Items from a dataset:
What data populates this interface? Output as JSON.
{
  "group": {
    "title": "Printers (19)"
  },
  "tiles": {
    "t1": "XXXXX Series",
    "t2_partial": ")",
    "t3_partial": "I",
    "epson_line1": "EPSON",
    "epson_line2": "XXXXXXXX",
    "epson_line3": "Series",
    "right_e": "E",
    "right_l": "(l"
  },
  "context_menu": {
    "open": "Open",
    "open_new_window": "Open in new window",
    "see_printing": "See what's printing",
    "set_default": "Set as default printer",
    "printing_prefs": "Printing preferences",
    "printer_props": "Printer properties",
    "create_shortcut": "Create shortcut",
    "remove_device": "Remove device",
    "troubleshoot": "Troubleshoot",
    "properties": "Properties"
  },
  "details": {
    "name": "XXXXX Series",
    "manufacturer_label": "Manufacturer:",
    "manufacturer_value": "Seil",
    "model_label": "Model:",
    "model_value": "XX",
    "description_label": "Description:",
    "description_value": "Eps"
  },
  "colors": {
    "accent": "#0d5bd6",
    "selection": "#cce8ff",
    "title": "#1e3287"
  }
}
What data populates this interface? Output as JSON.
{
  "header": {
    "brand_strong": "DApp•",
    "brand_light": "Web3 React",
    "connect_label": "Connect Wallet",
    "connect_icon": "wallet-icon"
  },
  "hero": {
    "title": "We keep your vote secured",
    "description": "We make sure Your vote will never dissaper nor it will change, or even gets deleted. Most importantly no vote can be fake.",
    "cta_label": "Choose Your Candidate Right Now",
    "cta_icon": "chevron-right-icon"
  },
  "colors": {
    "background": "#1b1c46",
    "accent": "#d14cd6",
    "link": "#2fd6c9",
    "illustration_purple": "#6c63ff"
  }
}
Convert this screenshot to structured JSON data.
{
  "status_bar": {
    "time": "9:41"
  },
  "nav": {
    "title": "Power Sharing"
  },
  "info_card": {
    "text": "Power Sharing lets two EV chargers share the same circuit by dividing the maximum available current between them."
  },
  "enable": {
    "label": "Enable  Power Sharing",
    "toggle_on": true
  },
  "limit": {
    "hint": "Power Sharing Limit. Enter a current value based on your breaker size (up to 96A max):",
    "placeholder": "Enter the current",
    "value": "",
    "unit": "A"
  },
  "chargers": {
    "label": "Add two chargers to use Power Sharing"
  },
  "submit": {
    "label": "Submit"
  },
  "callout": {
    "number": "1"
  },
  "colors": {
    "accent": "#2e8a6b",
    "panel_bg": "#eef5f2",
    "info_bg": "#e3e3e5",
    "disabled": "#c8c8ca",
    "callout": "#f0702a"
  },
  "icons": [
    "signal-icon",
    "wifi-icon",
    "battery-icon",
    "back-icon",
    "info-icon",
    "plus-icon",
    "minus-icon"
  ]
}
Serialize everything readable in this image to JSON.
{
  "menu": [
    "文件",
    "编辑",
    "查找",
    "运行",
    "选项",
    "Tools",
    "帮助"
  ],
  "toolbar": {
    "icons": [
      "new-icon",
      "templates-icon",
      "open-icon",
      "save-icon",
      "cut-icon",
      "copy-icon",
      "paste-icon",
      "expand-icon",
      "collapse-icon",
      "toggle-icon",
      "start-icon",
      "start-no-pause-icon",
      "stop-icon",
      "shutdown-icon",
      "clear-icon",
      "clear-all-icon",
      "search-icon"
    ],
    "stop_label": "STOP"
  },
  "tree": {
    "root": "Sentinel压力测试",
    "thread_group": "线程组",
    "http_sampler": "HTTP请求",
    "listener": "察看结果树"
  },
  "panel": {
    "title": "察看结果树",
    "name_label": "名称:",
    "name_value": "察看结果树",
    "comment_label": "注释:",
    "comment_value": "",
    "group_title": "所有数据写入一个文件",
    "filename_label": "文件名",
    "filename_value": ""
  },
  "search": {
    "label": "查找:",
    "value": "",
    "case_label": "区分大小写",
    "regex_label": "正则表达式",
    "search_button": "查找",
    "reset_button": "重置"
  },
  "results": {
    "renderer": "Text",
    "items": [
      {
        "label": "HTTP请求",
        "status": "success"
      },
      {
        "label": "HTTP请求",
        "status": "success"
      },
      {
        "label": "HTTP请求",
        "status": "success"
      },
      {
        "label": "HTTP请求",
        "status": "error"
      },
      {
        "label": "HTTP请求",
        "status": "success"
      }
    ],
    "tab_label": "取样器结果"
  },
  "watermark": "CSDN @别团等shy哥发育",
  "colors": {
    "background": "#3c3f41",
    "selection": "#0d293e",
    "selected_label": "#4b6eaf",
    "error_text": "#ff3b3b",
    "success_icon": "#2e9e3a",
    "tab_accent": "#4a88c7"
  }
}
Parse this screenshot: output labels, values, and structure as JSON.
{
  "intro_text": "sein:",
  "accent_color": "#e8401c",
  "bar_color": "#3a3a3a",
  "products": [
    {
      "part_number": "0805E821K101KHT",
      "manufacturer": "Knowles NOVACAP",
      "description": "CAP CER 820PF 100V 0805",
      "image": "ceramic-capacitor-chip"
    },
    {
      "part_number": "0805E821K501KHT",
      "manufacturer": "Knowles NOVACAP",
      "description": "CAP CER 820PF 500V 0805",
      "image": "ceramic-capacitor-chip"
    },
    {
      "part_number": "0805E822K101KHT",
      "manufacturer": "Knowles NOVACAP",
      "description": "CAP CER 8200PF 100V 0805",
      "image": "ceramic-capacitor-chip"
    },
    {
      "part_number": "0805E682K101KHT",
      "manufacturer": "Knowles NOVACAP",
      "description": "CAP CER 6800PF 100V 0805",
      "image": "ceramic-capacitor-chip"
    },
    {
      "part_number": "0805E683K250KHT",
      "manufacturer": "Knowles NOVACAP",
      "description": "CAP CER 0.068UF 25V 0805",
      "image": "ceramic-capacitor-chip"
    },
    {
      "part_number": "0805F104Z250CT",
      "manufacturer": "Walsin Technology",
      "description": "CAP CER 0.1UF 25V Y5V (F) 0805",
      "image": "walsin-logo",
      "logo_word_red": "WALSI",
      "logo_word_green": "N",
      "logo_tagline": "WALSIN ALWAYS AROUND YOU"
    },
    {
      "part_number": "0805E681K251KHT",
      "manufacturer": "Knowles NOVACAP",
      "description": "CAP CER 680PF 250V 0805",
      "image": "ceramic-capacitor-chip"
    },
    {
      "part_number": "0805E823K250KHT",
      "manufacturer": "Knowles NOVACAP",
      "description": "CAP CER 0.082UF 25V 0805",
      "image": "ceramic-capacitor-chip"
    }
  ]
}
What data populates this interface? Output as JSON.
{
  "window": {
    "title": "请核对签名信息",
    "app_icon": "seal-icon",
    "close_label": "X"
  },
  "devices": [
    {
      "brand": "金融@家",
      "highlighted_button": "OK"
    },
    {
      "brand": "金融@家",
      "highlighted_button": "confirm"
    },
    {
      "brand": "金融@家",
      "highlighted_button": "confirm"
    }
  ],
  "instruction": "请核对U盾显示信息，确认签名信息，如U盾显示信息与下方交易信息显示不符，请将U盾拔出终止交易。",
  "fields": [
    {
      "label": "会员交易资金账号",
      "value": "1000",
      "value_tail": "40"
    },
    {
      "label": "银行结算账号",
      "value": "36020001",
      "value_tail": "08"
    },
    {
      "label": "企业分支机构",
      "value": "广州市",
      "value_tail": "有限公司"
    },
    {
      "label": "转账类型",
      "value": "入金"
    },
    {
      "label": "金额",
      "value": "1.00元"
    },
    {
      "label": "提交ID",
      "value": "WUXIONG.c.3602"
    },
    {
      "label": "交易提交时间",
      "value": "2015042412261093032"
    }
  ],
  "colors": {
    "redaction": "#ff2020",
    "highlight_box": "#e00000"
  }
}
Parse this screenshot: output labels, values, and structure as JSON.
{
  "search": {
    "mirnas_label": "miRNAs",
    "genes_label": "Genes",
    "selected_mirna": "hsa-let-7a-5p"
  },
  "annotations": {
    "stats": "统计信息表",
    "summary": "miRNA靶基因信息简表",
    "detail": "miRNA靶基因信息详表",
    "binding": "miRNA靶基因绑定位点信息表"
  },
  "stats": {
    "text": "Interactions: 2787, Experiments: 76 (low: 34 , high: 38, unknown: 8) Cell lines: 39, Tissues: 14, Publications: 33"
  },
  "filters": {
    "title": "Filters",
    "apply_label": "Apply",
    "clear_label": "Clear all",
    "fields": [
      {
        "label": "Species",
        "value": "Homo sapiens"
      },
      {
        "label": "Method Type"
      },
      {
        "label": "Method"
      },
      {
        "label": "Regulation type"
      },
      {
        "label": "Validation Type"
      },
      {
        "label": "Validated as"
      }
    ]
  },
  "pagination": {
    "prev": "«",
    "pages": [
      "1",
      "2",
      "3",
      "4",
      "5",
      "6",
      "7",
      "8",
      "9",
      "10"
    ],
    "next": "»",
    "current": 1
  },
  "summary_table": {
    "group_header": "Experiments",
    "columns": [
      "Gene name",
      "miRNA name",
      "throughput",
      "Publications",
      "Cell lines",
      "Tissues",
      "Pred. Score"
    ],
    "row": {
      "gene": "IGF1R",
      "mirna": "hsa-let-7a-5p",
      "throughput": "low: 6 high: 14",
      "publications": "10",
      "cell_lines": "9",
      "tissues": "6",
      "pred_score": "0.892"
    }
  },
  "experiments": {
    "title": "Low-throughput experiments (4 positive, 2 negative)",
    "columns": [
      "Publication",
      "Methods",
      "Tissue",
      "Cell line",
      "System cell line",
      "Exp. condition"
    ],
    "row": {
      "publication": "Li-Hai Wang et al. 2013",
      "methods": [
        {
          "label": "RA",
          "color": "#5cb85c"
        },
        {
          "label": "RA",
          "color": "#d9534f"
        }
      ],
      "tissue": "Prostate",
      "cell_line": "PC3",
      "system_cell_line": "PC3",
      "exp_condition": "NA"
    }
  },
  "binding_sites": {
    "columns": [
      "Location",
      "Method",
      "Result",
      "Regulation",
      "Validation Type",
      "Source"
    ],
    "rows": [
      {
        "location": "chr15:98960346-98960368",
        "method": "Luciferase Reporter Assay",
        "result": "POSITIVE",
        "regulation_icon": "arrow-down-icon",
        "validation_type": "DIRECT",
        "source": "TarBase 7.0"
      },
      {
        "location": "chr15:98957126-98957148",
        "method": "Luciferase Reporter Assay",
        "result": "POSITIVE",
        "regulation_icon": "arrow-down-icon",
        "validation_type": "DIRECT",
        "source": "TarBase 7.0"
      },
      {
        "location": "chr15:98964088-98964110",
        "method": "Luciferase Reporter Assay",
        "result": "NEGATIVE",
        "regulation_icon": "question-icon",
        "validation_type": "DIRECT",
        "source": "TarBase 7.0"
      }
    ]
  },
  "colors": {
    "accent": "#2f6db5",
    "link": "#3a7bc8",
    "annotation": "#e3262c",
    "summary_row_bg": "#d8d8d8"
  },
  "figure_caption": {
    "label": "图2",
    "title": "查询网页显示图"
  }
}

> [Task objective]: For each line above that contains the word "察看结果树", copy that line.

> [Solution for this task]:
    "listener": "察看结果树"
    "title": "察看结果树",
    "name_value": "察看结果树",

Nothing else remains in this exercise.